|Title||1990-10-19; Central Michigan Life|
|Publisher||Students of Central Michigan University|
|Description||Friday, October 19, 1990 issue of the student newspaper of Central Michigan University. Also known as CM-Life. Originally published biweekly. Later published three times a week during the academic year and once a week during the summer. Began publication in 1941. Previously known as Central State Life. Issues from 1999 to the present are available online at the CMLife website.|
|Subject/Keywords||Central Michigan University - Newspapers; Mount Pleasant (Mich.) - Newspapers; Isabella County (Mich.) - Newspapers; College student newspapers and periodicals;|
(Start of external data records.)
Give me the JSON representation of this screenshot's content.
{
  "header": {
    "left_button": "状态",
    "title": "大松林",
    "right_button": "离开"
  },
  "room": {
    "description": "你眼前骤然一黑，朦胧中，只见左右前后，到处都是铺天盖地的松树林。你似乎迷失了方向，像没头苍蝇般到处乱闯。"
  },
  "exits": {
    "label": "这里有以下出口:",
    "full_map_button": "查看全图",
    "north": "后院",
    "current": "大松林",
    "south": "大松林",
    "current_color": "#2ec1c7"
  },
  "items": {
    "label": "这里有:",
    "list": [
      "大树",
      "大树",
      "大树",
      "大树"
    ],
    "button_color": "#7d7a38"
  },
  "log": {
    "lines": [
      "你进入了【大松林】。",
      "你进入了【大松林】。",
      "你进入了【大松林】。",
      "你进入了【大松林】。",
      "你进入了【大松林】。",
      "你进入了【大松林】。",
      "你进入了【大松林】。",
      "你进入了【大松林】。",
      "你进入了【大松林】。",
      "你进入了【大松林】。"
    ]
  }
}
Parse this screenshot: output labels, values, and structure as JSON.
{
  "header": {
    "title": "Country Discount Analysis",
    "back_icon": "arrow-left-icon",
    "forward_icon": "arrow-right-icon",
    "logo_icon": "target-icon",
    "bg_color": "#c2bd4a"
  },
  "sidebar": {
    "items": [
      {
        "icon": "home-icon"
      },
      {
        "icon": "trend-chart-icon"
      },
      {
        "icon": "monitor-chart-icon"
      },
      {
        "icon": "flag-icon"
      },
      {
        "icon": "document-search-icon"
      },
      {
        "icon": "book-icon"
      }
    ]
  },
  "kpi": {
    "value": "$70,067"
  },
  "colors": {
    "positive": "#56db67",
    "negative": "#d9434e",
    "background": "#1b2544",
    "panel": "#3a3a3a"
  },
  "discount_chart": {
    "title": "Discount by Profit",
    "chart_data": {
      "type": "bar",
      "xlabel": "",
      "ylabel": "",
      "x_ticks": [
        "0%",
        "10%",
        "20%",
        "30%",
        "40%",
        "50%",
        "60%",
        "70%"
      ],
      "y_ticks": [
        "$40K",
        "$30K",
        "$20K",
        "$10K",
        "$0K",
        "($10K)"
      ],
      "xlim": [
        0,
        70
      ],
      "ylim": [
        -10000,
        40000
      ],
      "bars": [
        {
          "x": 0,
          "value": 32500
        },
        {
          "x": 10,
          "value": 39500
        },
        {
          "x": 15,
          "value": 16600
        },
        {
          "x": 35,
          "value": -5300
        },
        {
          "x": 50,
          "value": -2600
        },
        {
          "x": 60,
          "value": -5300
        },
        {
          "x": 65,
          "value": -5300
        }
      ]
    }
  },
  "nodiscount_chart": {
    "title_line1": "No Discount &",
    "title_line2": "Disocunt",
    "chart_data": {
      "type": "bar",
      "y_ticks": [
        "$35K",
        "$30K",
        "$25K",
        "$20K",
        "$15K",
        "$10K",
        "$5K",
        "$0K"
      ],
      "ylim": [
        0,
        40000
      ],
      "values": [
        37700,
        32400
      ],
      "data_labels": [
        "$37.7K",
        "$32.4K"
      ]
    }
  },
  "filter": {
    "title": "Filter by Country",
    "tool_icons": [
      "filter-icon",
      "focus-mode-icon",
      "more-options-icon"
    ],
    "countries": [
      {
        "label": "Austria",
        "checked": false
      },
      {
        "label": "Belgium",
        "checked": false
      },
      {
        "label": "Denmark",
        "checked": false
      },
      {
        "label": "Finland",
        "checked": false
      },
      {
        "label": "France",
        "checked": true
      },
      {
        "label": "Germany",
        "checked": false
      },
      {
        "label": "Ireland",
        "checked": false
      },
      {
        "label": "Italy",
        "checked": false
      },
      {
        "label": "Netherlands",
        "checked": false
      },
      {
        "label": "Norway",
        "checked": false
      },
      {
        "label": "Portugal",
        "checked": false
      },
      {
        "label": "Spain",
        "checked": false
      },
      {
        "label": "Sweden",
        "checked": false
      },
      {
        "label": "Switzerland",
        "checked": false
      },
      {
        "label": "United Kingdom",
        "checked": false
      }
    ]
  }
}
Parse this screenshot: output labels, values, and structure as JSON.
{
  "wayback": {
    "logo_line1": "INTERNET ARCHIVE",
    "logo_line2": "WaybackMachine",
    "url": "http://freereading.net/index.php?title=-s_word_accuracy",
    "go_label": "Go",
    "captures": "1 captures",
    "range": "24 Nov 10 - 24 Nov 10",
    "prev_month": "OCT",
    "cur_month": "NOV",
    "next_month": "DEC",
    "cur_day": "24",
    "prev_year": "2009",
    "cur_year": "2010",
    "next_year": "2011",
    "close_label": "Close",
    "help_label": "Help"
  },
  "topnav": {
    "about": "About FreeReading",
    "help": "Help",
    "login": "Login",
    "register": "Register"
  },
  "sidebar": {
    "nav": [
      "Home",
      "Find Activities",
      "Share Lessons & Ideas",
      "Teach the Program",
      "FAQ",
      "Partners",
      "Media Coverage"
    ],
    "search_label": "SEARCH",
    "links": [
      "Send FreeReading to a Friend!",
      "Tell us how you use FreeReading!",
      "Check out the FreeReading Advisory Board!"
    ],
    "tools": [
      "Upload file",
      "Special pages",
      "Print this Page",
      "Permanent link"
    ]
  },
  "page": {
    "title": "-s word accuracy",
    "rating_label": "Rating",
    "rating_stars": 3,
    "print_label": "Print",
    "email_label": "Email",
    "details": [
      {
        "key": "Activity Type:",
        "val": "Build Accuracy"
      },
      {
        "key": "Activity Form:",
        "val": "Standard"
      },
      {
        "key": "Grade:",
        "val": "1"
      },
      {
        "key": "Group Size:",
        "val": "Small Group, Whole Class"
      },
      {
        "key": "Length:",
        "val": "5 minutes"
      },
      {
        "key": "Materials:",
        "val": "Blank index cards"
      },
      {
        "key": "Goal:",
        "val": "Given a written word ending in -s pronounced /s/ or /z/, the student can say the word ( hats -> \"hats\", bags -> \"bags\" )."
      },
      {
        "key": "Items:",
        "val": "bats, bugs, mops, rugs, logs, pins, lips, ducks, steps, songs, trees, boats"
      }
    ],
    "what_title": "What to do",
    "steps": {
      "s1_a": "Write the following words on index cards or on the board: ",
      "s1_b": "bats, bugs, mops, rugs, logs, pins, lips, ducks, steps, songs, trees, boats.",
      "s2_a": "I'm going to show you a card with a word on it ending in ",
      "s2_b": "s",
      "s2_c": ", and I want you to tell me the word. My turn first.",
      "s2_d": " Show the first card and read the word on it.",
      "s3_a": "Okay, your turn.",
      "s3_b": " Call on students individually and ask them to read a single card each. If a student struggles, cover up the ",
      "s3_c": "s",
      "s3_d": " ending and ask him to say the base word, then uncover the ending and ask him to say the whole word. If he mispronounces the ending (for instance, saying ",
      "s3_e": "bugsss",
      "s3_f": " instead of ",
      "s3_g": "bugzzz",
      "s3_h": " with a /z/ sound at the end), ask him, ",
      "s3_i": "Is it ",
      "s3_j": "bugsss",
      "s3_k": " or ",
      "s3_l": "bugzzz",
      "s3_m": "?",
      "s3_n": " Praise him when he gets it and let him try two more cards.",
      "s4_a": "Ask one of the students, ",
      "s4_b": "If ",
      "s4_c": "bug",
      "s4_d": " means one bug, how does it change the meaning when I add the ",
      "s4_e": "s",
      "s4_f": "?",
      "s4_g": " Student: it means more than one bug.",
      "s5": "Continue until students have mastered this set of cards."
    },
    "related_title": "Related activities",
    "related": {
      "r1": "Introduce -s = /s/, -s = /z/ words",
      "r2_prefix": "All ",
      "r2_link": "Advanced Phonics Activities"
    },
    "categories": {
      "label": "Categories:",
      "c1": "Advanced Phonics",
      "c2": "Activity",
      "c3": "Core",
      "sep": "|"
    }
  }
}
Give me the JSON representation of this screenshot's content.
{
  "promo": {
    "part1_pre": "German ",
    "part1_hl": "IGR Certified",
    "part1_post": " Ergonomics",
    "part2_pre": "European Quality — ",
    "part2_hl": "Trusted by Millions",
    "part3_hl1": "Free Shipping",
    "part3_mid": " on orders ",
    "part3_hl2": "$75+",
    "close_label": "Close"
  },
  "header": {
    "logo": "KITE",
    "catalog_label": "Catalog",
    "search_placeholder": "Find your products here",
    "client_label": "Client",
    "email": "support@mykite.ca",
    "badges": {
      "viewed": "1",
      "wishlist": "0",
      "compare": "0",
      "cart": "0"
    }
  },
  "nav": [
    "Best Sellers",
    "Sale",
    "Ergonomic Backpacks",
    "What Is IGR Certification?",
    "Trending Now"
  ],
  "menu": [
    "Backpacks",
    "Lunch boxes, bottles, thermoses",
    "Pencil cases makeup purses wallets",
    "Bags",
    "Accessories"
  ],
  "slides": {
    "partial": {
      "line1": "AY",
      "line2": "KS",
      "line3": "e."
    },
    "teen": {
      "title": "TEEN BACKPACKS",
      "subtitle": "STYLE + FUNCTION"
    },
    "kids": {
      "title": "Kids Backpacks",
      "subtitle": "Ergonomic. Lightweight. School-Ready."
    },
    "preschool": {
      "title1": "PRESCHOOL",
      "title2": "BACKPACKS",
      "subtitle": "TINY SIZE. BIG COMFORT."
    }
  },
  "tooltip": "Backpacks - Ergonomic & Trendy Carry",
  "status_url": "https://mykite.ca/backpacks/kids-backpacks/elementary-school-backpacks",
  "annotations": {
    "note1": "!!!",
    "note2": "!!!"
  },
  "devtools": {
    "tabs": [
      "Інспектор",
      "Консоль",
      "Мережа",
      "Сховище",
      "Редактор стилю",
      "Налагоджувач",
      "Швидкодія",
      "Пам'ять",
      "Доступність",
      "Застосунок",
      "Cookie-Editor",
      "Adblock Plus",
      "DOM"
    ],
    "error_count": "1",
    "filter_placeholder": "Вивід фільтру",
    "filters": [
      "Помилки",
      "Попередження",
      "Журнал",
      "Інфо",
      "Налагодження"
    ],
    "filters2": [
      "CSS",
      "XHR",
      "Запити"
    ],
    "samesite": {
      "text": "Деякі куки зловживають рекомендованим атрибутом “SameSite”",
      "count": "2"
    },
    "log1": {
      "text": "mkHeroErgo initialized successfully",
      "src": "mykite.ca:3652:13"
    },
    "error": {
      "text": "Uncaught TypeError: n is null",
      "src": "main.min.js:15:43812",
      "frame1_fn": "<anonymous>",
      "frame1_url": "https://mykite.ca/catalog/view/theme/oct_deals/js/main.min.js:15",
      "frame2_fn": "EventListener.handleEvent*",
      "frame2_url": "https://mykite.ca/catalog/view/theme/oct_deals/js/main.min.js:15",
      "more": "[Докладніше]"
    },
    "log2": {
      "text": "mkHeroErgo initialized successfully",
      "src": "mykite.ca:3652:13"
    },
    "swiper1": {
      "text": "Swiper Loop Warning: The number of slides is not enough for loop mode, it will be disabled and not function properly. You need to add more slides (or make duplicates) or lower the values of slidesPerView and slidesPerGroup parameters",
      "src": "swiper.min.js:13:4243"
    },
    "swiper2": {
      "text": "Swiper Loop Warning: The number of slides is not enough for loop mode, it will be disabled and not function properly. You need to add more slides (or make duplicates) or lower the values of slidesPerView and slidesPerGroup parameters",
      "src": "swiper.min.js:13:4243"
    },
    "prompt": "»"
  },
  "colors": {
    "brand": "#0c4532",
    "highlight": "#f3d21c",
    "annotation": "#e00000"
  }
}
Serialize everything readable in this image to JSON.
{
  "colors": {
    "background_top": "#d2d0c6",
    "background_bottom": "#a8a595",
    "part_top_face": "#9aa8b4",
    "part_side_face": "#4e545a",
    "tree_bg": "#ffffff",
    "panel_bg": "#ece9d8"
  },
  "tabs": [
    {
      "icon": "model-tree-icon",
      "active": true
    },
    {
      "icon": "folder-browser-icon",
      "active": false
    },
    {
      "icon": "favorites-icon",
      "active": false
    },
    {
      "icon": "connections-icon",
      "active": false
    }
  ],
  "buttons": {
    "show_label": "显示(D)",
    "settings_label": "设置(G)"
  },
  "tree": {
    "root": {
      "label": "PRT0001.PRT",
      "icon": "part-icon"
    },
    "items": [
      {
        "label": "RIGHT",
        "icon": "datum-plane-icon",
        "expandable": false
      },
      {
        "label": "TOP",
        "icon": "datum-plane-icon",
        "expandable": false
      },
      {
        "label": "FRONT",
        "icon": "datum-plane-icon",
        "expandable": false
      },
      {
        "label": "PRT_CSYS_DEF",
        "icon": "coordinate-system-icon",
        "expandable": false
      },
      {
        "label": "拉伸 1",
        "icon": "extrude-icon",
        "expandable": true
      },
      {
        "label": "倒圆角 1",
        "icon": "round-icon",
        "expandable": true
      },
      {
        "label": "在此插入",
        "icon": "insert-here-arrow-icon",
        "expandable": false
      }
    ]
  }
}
|Copyright Permission||Copyright 1990 by Central Michigan University. This material is copyrighted and any further reproduction or distribution is prohibited.|